If you think that five years after Ortiz is done playing, a single person will say, “Yeah, he’s a Hall of Famer; it’s just a shame he came back that for one last season,” you’re absolutely crazy. The fact that one could dwell that much on a legacy shows how much they romanticize the player, meaning that in however many years it's the 40-homer seasons, and not the potentially underwhelming few months in 2017, that will stand the test of time.

But he’ll have thrown away having one of the best final seasons ever for a hitter.

Oh man. That’s a life-ruiner right there. A 10-time All-Star and three-time World Series champion totally becomes just another guy if you take that away.

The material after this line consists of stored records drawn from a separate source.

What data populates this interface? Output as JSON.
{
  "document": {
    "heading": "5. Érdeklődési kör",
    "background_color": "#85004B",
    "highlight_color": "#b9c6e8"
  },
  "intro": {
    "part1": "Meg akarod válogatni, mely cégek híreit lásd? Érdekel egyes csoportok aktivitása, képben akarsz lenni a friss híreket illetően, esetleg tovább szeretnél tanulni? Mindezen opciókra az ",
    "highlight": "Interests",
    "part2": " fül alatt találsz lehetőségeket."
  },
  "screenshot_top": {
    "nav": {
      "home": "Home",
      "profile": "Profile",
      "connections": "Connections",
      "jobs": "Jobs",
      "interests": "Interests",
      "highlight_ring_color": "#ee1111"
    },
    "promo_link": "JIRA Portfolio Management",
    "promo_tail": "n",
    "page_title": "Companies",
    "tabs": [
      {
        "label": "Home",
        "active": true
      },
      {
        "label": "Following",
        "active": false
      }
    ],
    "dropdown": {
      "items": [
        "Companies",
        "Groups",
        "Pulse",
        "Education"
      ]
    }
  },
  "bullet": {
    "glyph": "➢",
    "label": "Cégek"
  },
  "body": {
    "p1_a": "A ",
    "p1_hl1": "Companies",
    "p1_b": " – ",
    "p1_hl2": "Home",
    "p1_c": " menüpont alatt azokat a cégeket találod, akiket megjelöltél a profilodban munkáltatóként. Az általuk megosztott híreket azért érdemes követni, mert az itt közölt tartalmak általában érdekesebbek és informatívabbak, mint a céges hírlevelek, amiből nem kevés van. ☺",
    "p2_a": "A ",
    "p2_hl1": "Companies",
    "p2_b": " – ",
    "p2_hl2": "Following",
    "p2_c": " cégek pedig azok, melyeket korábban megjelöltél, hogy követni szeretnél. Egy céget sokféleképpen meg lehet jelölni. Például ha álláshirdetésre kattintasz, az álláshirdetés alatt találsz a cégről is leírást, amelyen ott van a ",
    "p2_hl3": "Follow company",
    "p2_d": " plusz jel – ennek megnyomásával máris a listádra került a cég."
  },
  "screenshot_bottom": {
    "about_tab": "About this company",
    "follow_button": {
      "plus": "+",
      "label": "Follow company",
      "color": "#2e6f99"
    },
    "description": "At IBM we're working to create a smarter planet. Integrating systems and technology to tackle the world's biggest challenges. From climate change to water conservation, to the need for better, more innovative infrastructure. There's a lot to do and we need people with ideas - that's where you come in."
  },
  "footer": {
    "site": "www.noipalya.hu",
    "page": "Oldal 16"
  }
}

Plus, the fact that he’s a DH limits how bad it could really be. You won’t get the sight of an over-the-hill Willie Mays misplaying fly balls in the 1973 World Series after hitting .211 in the regular season. Ortiz will either be able to hit or he won’t, and if it’s the latter they’ll chalk it up to age and injuries and sit him down. Any potential decision to put him on the field in a World Series would likely mean his bat was worth it enough to get them to that point.

The Red Sox, on paper at least, have a real shot at another title. Teams in such a position should always go for broke. Ortiz has absolutely nothing left to prove, but if he thinks he has anything left to give, nobody but the fans who dropped 30-something bucks on T-shirts commemorating his retirement should have a problem with that.